I hope you feel more confident that your garden will be OK while you go away on vacation. If you haven’t listened yet, you can hear this episode now by scrolling to the top of the page and clicking the Play icon in the green bar under the page title.
Have I missed your favorite planning step? Let us know in the comments below.
Links & Resources
Some product links in this guide are affiliate links. See full disclosure below.
Episode 006: Weedless Gardening with Lee Reich
Episode 065: Tips For Reducing Garden Overwhelm, With Margaret Roach
Episode 073: How to Create a Resilient Garden: 10 Key Principles
Episode 155: Managing Weeds Organically: Rodale Institute’s Latest Research, Prevention and Control
Episode 157: How to Prevent Weed Overwhelm: A Practical Organic Approach for Real Results, With Margaret Roach
Episode 167: Managing Plant Diseases Organically, with Jeff Gillman
Episode 195: Identifying and Controlling Garden Pests Organically
Episode 210: Non-Negotiables for Summer Success in the Garden
Episode 254: Overcoming Gardening Hurdles
joegardener Blog: Backyard Composting: A Simple Recipe for Making Great Compost
joegardenerTV YouTube: Easy Weed Control Without Chemicals
joegardenerTV YouTube: How to Make a Planting Board: The Perfect Guide for Evenly Spacing Seeds and Plants
joegardenerTV YouTube: How to Stay Organized in the Garden
joegardener Online Gardening Academy™: Popular courses on gardening fundamentals; managing pests, diseases & weeds; seed starting and more.
joegardener Online Gardening Academy Organic Vegetable Gardening: My new premium online course membership opens in 2023. Sign up for the wait list here.
joegardener Online Gardening Academy Beginning Gardener Fundamentals: Essential principles to know to create a thriving garden.
joegardener Online Gardening Academy Master Seed Starting: Everything you need to know to start your own plants from seed — indoors and out.
joegardener Online Gardening Academy Growing Epic Tomatoes: Learn how to grow epic tomatoes with Joe Lamp’l and Craig LeHoullier.
joegardener Online Gardening Academy Master Pests, Diseases & Weeds: Learn the proactive steps to take to manage pests, diseases and weeds for a more successful garden with a lot less frustration.
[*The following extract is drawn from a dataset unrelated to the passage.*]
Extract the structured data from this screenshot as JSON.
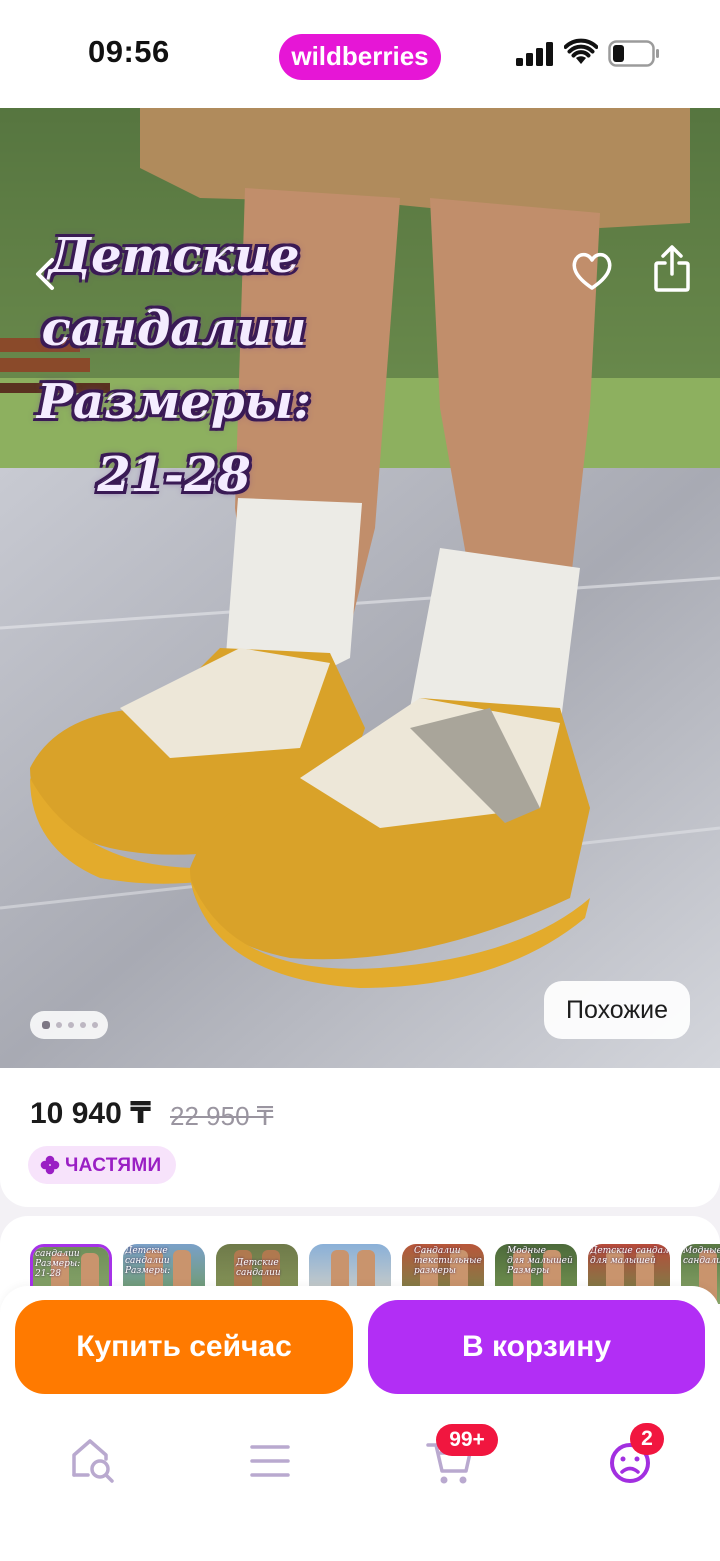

Just $47 for lifetime access!
joegardener Online Gardening Academy Perfect Soil Recipe Master Class: Learn how to create the perfect soil environment for thriving plants.
PittMoss – Our podcast episode sponsor and Brand Partner of joegardener.com – Use promo code JOEGARDENER at checkout to receive 20% off your order!
Earth’s Ally – Our podcast episode sponsor and Brand Partner of joegardener.com
Corona® Tools – Our podcast episode sponsor and Brand Partner of joegardener.com
Disclosure: Some product links in this guide are affiliate links, which means we get a commission if you purchase. However, none of the prices of these resources have been increased to compensate us, and compensation is not an influencing factor on their inclusion here. The selection of all items featured in this post and podcast were based solely on merit and in no way influenced by any affiliate or financial incentive, or contractual relationship. At the time of this writing, Joe Lamp’l has professional relationships with the following companies who may have products included in this post and podcast: Rain Bird, Corona Tools, Milorganite, Soil3, Greenhouse Megastore, PittMoss, Territorial Seed Company, Earth’s Ally and TerraThrive. These companies are either Brand Partners of joegardener.com and/or advertise on our website. However, we receive no additional compensation from the sales or promotion of their product through this guide. The inclusion of any products mentioned within this post is entirely independent and exclusive of any relationship.